          I appreciate the concern for my well-being in moving from two full-time clergy to one. Our Friendly Visitors and Stephen Ministers have been an essential part in making sure we continue to provide care for each other. I know not having a pastor dedicated in part to providing pastoral care has been a loss for us. I wish I could be more proactive in making house calls instead of addressing the need for pastoral care in triage fashion. I do like to make visits; if you desire a visit from me, please let me know. I am happy to schedule a visit, even if it takes a few weeks to get on my schedule. I much appreciate those moments. I also recognize that Pastor Lisa’s energy and drive to call us into hands-on mission and social justice is something that we sorely miss. Please know that if you feel the Spirit nudging you to take action, I support you. I, and our staff, will do what we can to help you answer the Spirit’s prompting and invite others to hands-on ministry. I’ve been weathering this transition well thanks to all who have stepped up. My family and I have some plans for respite and renewal later this year to ensure that I don’t burn out. Your prayers for me are often felt and a significant contribution to the health of our church.          

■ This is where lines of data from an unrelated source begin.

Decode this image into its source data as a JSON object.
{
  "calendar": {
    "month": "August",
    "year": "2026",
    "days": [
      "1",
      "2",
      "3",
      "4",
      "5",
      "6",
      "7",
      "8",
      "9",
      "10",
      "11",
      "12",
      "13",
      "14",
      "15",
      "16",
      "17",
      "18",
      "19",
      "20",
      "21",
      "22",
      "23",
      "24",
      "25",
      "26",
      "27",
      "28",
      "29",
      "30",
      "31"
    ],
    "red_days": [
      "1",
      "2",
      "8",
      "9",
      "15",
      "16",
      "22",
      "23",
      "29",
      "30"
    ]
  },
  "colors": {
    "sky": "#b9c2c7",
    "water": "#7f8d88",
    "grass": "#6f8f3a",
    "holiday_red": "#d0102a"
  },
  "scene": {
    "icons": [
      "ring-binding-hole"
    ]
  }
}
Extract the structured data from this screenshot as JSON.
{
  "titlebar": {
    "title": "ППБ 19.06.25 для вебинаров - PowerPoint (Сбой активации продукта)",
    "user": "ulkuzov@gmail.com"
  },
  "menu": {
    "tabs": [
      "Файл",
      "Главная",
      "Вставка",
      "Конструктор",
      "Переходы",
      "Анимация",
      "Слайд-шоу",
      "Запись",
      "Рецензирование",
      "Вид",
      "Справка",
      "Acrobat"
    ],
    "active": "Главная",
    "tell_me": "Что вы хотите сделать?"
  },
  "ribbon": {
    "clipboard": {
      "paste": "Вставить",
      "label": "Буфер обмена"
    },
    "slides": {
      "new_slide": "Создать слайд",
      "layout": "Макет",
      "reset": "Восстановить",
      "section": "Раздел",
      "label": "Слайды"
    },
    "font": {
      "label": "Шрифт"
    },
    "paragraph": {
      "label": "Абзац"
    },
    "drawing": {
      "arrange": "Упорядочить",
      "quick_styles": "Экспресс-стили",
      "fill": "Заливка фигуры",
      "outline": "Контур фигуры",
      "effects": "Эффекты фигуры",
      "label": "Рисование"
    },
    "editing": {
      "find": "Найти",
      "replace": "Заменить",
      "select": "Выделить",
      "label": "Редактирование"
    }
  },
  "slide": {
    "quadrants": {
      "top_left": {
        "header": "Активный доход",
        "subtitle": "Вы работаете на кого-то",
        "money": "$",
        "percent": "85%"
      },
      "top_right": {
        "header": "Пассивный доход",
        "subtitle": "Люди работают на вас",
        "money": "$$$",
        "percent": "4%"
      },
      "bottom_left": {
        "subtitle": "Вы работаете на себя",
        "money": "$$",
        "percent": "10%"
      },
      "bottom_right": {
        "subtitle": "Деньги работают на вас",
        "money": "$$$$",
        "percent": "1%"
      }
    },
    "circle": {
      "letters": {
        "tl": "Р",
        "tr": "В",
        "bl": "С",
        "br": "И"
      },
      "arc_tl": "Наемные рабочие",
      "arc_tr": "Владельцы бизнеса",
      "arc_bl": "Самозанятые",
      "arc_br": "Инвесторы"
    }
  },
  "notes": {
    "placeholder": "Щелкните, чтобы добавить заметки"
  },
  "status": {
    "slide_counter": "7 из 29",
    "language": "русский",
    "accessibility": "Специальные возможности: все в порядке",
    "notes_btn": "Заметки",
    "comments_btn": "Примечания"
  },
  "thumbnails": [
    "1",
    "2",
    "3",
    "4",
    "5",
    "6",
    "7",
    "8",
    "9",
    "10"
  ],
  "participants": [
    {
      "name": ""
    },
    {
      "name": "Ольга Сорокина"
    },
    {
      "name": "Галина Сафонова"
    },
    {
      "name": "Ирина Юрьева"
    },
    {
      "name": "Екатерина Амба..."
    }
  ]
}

 I want to wrap up by noting where I see bright hope for tomorrow. Trends are showing that Gen Z – that’s people under the age of 27 – have a deep spiritual longing and desire for authentic relationships. I recently invited our Church Council to read an article about the Church of Taylor Swift.  There is a reason why Taylor Swift is the most powerful and influential performer of our time. There is a reason why mayors will rename streets after her. There is a reason why Ticketmaster had to sit before Congress when her shows broke the entire system. There is a reason why political pundits are quick to whip up conspiracies about her. Because she is popular based not on fear, hate, or scandal. She is not known for what or who she is against. Instead, Swift is authentic – performing in the rain because it means so much for her fans to see the show. She is kind – she will stop and talk to fans and actually listen to them, full of empathy without superiority. Fans make friendship bracelets to exchange with other concert goers as an extension of that kindness. And Swift is also known for grace, genuine care and love for others and paying genuine compliments. This is why her shows are phenomena and there is concern about her power and influence. We live in a world that is starving for authenticity, kindness and grace and a younger generation will pay almost any price to experience it for a few hour.

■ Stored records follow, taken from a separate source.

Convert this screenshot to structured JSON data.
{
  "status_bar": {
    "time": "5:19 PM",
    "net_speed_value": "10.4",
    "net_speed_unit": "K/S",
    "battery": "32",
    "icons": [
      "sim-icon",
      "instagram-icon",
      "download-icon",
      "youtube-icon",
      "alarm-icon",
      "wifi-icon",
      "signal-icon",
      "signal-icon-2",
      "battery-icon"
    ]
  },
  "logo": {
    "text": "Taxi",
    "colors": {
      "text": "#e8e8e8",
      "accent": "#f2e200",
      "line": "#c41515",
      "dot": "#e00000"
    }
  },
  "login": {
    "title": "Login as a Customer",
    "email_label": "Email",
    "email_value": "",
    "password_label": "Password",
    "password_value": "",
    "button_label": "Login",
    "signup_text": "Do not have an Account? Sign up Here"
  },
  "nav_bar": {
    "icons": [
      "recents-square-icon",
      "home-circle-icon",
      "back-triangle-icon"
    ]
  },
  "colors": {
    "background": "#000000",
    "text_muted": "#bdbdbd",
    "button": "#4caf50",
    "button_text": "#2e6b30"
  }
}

I know someone who is authentic, kind, and graceful – whose influence on the hearts and minds of generations has and will continue to far outshine Taylor Swift. His name is Jesus, and we are His followers when we are authentic, kind, and full of His grace. This is what the people called Methodists were known for (along with their intense Bible study, singing in harmony and potlucks). A new generation is ready for Jesus, but the method for following Jesus in the next generation may not be (and it seems is not) the same as it is for us. This is what Dr. Greg and I will be working on over the next year plus. With these kind of culture shifts we need to put Jesus at the center of our church so that His authenticity, warm empathy, kindness, and grace are what the people called United Methodist are known for by illuminating our communities with God’s grace. This is our purpose and we do that by loving people and caring for the planet.

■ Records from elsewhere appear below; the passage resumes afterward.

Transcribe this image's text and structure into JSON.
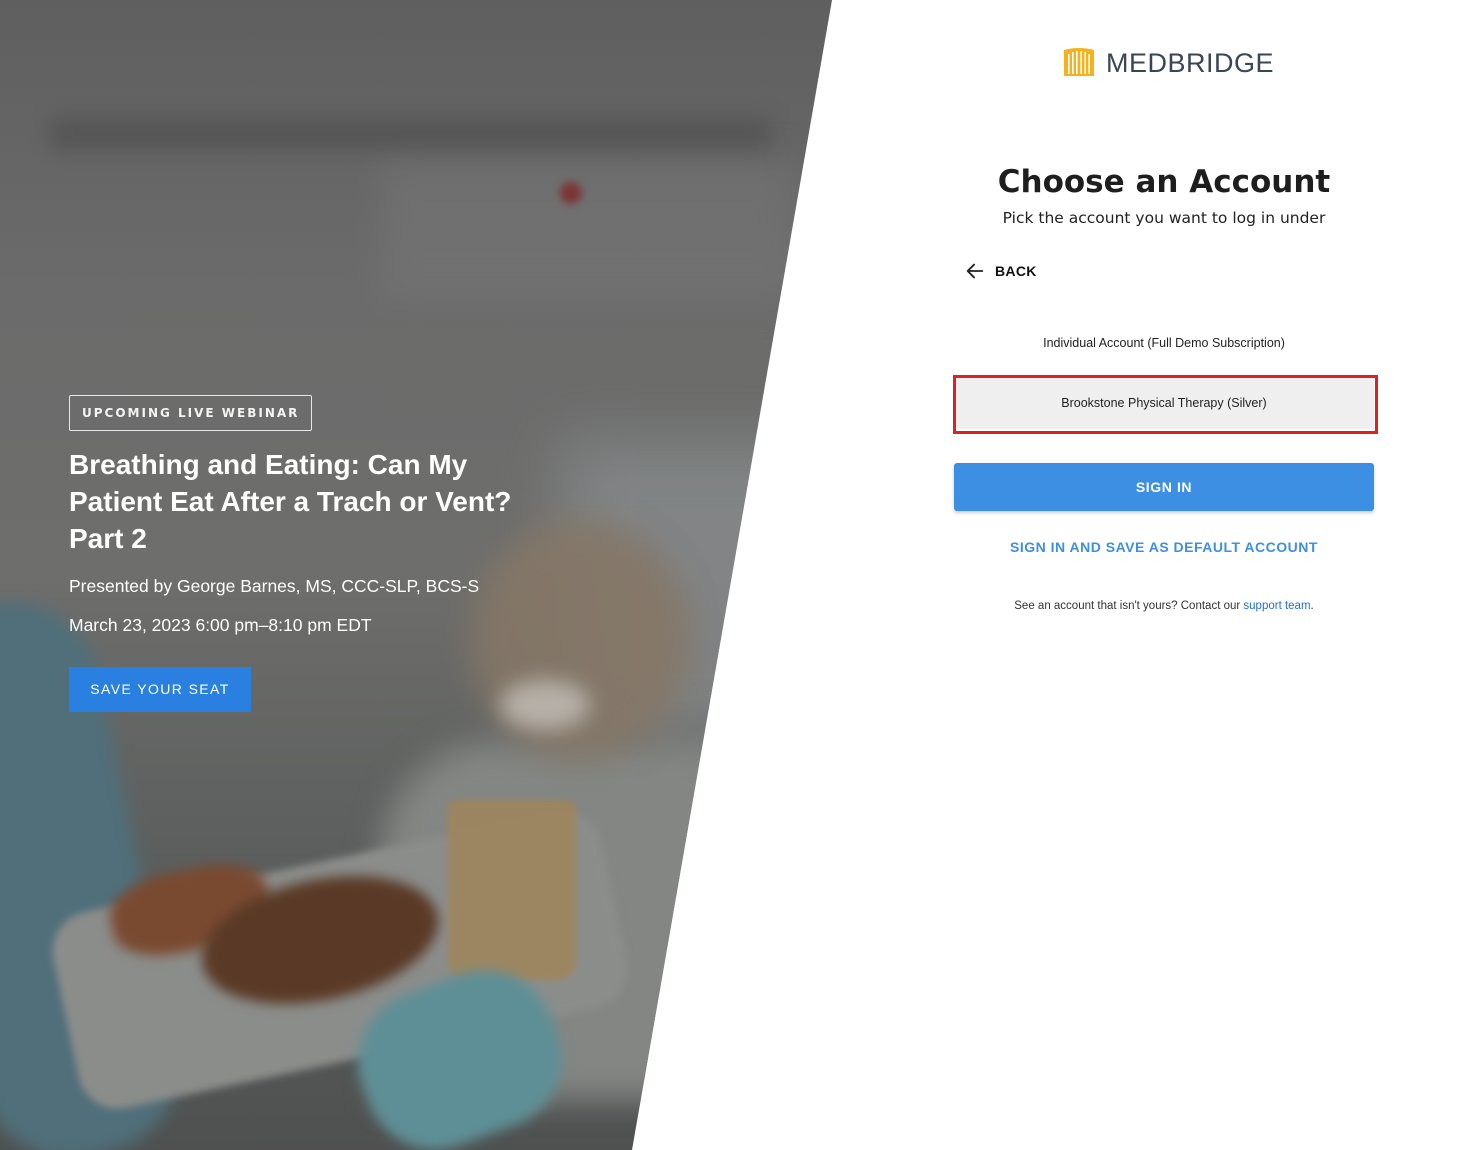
{
  "hero": {
    "badge": "UPCOMING LIVE WEBINAR",
    "title": "Breathing and Eating: Can My Patient Eat After a Trach or Vent? Part 2",
    "presenter": "Presented by George Barnes, MS, CCC-SLP, BCS-S",
    "date": "March 23, 2023 6:00 pm–8:10 pm EDT",
    "cta_label": "SAVE YOUR SEAT"
  },
  "brand": {
    "name": "MEDBRIDGE",
    "logo_icon": "medbridge-logo-icon",
    "logo_color": "#f5b21c"
  },
  "account_chooser": {
    "title": "Choose an Account",
    "subtitle": "Pick the account you want to log in under",
    "back_label": "BACK",
    "accounts": [
      {
        "label": "Individual Account (Full Demo Subscription)",
        "selected": false
      },
      {
        "label": "Brookstone Physical Therapy (Silver)",
        "selected": true
      }
    ],
    "sign_in_label": "SIGN IN",
    "sign_in_default_label": "SIGN IN AND SAVE AS DEFAULT ACCOUNT",
    "notice_text": "See an account that isn't yours? Contact our ",
    "notice_link": "support team",
    "notice_end": "."
  },
  "colors": {
    "primary": "#3d8fe4",
    "hero_cta": "#2a80e0",
    "highlight": "#dc2323",
    "selected_bg": "#efefef"
  }
}
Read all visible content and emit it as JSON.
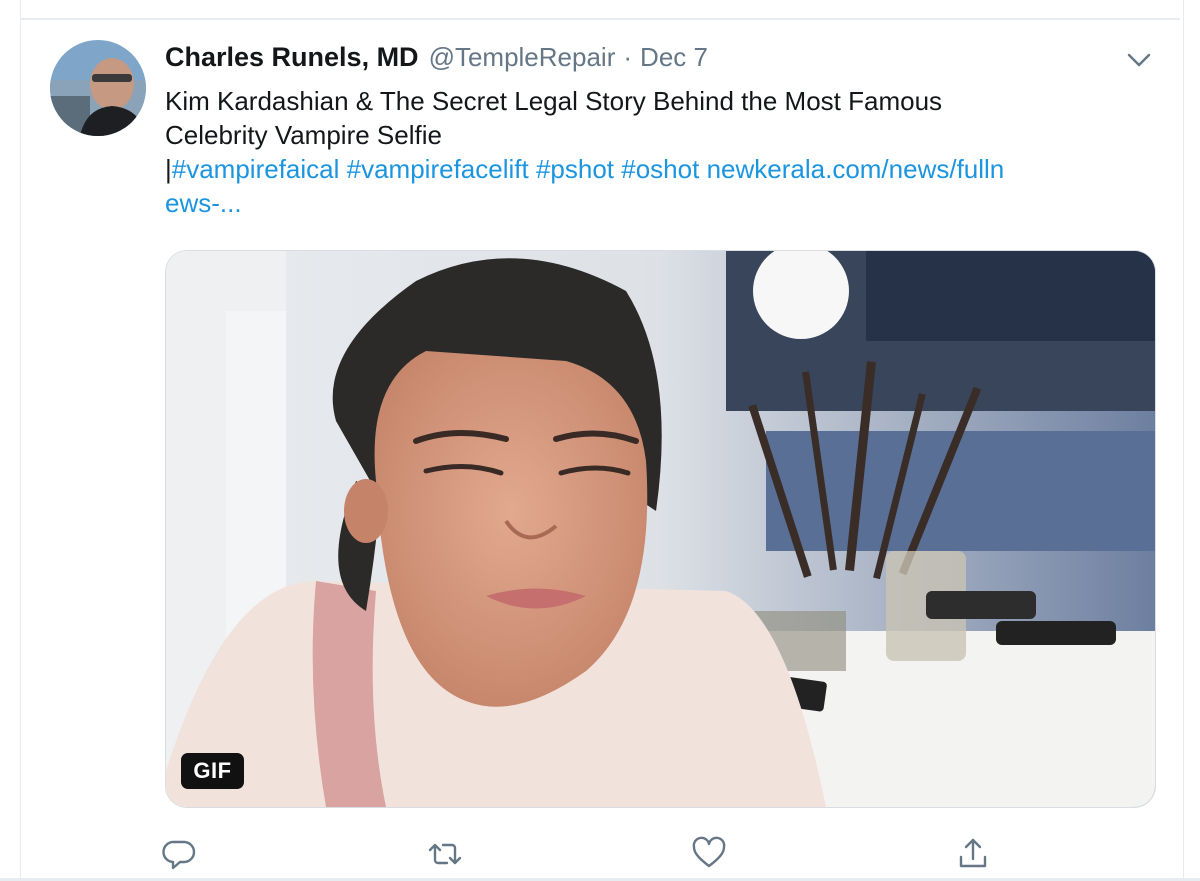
{
  "tweet": {
    "author_name": "Charles Runels, MD",
    "handle": "@TempleRepair",
    "separator": "·",
    "date": "Dec 7",
    "text_line1": "Kim Kardashian & The Secret Legal Story Behind the Most Famous",
    "text_line2": "Celebrity Vampire Selfie",
    "pipe": "|",
    "hashtags": [
      "#vampirefaical",
      "#vampirefacelift",
      "#pshot",
      "#oshot"
    ],
    "link_part1": "newkerala.com/news/fulln",
    "link_part2": "ews-...",
    "media_badge": "GIF"
  },
  "icons": {
    "caret": "chevron-down-icon",
    "reply": "reply-icon",
    "retweet": "retweet-icon",
    "like": "heart-icon",
    "share": "share-icon"
  },
  "colors": {
    "text": "#14171a",
    "secondary": "#657786",
    "link": "#1b95e0",
    "border": "#e6ecf0"
  }
}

I am excited by what God is doing through us and the chance to celebrate God’s faithfulness in our church for the past 185 years, which we will celebrate this fall, while also working together to receive the newness God is bringing in our midst and attend to the emergences of how we can become a new church for a new generation of people who need Jesus and His grace, as we illuminate our community with God’s grace as we lovingly accept, listen to, and serve all in the Spirit of Jesus!

Thank you for your prayers, presence, gifts, service, and witness that God is using to bless UMCG for our mission of illuminating our communities with God’s grace!